Interface dataset entries.
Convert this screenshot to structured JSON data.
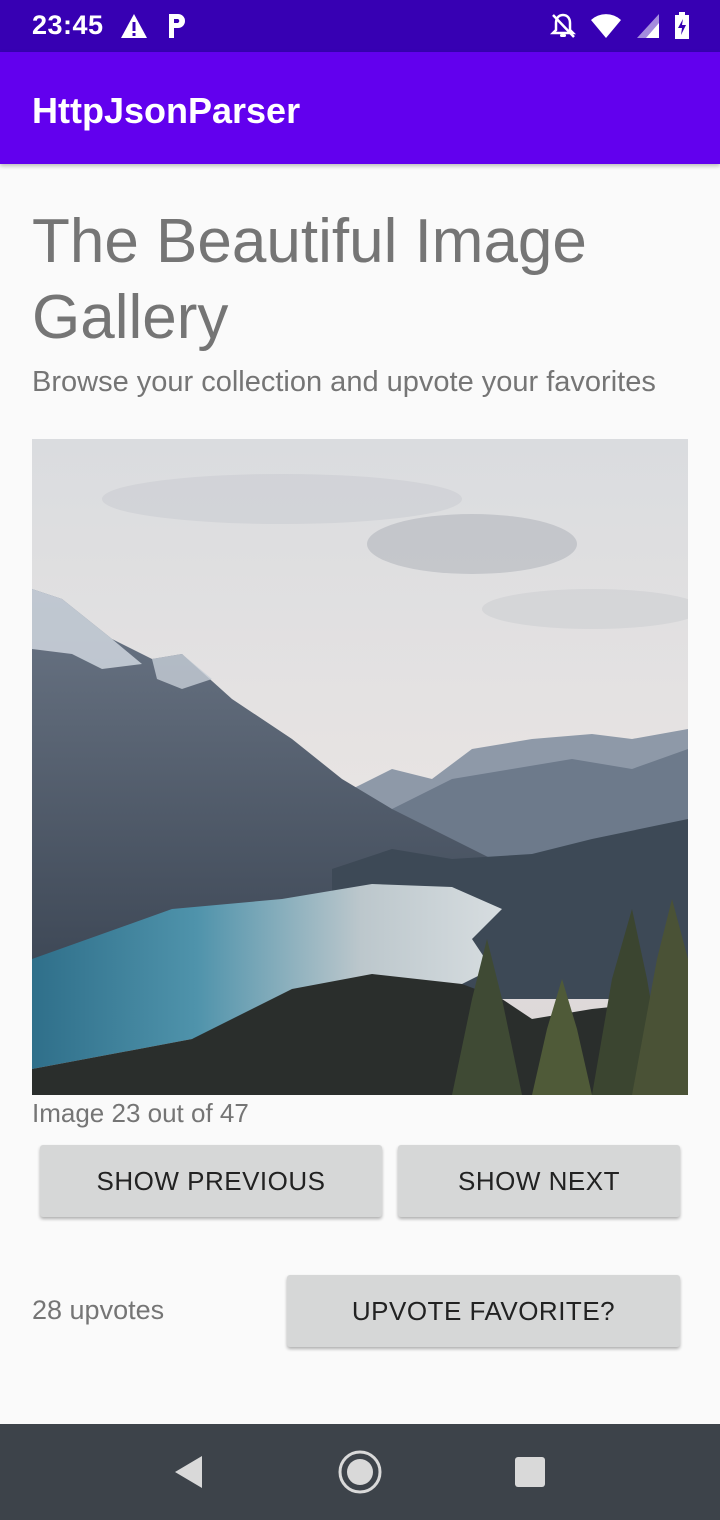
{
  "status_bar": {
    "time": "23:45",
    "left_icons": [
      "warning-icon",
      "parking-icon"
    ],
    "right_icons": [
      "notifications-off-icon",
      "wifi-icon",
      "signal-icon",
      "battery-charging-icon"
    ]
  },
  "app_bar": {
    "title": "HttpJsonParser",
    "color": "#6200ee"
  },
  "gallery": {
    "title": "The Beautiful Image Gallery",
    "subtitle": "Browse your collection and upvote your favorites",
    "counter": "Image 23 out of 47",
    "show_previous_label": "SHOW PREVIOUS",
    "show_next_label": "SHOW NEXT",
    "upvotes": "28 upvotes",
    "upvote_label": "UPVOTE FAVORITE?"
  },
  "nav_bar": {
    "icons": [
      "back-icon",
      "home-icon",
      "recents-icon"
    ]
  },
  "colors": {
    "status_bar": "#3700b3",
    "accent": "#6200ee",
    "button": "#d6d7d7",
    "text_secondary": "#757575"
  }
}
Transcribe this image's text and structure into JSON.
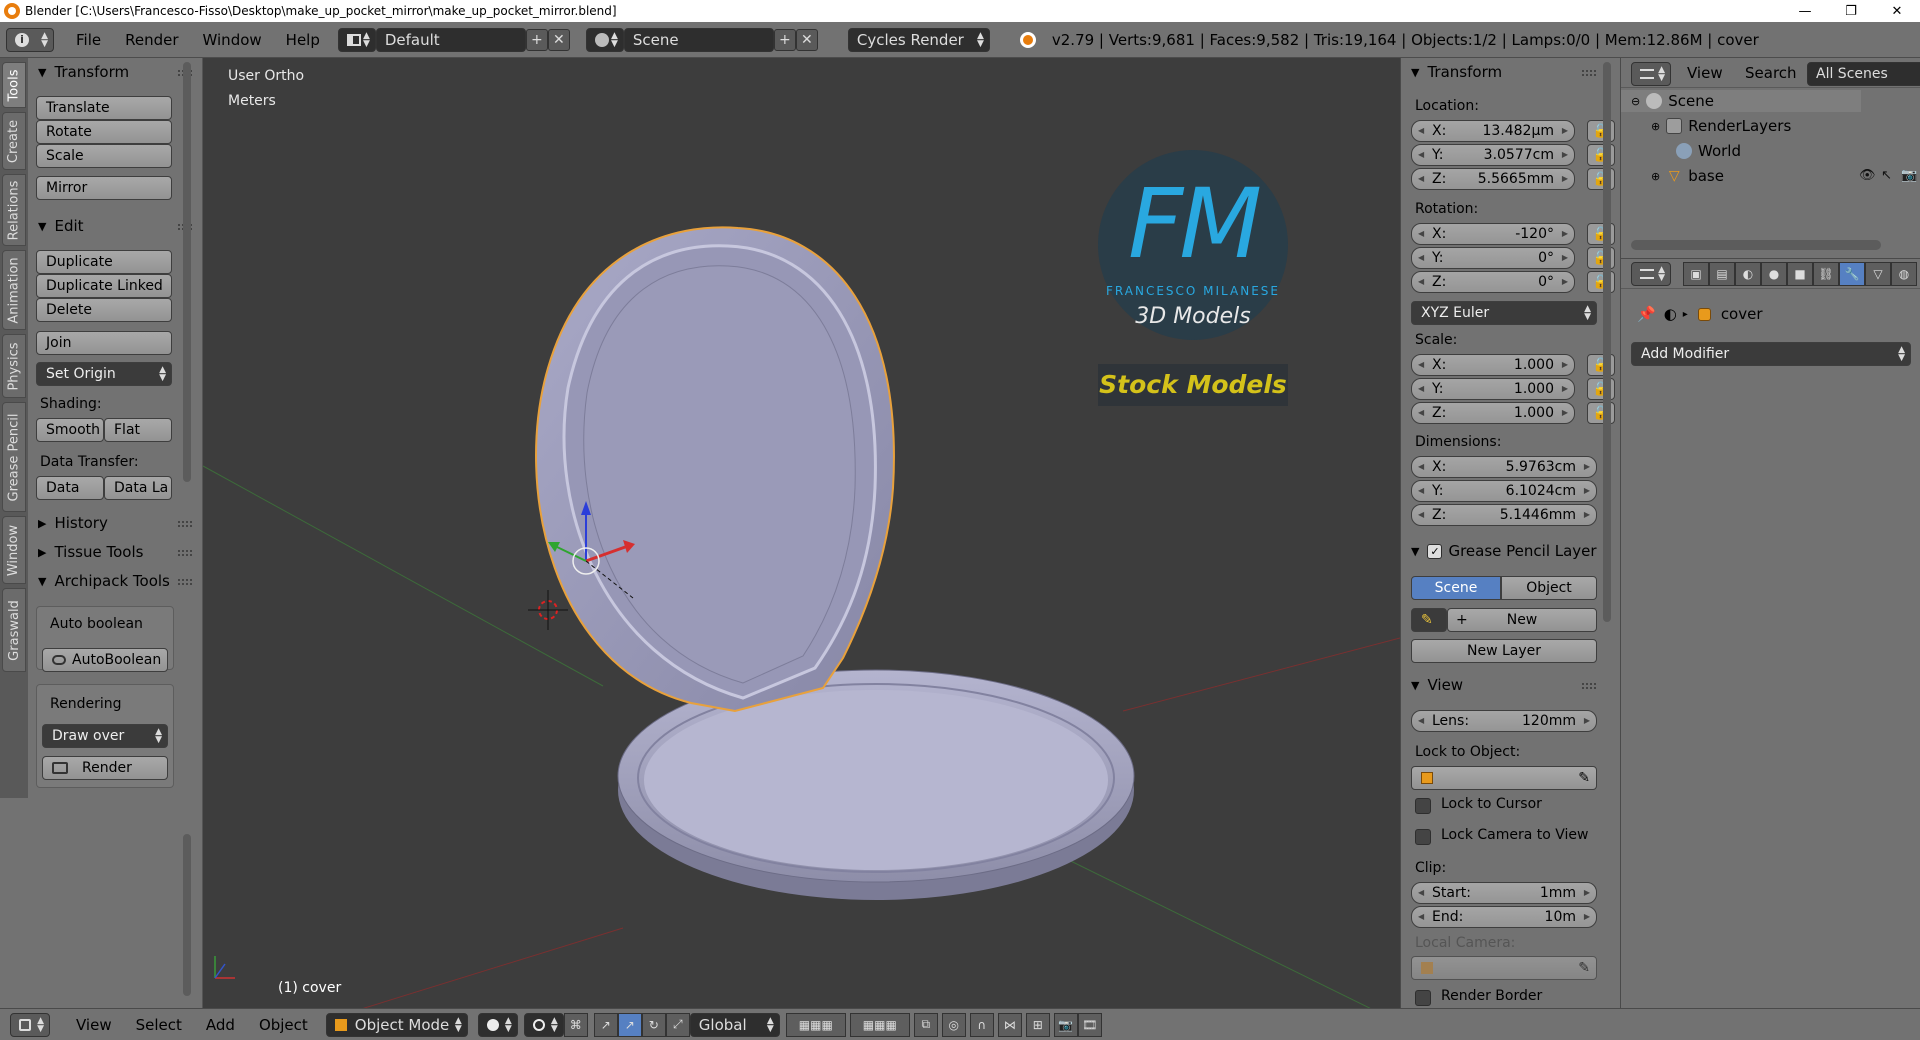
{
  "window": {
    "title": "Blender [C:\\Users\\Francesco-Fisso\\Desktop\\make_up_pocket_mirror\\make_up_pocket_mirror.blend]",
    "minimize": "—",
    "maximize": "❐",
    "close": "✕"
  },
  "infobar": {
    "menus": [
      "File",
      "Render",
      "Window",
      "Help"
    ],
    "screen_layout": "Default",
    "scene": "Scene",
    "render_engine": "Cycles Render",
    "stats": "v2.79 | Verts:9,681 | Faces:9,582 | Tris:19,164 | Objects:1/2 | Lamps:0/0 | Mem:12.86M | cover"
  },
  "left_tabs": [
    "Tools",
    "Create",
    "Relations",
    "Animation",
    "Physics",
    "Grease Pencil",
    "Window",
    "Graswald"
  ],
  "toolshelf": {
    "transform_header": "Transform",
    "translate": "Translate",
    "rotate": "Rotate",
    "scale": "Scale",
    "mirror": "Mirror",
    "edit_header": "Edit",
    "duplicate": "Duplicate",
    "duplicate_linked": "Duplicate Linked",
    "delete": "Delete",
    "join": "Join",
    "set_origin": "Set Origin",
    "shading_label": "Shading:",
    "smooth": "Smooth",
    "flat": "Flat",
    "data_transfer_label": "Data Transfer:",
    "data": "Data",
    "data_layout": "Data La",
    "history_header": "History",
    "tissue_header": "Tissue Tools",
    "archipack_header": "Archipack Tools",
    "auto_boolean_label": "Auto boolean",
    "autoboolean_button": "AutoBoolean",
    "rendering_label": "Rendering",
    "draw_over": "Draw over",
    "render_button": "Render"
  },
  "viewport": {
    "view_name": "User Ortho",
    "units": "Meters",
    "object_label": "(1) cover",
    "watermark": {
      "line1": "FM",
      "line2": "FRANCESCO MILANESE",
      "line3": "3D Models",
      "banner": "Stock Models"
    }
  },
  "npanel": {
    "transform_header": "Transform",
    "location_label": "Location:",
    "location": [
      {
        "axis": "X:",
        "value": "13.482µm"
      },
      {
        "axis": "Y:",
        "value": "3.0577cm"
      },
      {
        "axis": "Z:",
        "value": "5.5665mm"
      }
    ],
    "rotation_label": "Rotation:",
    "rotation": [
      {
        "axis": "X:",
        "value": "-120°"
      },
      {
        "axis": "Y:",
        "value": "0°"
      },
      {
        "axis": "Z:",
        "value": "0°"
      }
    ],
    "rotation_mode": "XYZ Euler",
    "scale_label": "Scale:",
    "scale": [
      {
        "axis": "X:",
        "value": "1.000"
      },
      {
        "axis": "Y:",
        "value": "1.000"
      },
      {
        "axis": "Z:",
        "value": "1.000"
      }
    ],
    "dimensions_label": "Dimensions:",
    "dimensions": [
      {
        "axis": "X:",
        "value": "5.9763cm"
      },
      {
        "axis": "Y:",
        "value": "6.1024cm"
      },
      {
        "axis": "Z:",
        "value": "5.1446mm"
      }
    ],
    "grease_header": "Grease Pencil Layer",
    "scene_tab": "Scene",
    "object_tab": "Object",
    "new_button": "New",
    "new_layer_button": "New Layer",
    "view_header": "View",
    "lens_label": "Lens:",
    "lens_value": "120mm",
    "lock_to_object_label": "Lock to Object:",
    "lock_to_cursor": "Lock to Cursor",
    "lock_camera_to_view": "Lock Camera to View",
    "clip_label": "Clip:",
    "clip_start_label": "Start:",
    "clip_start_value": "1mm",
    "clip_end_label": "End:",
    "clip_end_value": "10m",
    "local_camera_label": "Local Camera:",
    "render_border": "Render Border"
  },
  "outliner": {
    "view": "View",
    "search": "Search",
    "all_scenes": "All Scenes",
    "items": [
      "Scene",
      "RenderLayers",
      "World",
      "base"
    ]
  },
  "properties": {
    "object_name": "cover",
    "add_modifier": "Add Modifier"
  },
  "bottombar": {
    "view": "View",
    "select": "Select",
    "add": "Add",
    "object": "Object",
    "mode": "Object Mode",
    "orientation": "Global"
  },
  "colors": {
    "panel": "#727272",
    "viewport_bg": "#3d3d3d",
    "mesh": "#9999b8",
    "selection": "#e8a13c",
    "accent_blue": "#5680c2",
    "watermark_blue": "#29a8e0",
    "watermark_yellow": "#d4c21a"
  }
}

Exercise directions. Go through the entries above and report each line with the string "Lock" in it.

Exercise result.
    "lock_to_object_label": "Lock to Object:",
    "lock_to_cursor": "Lock to Cursor",
    "lock_camera_to_view": "Lock Camera to View",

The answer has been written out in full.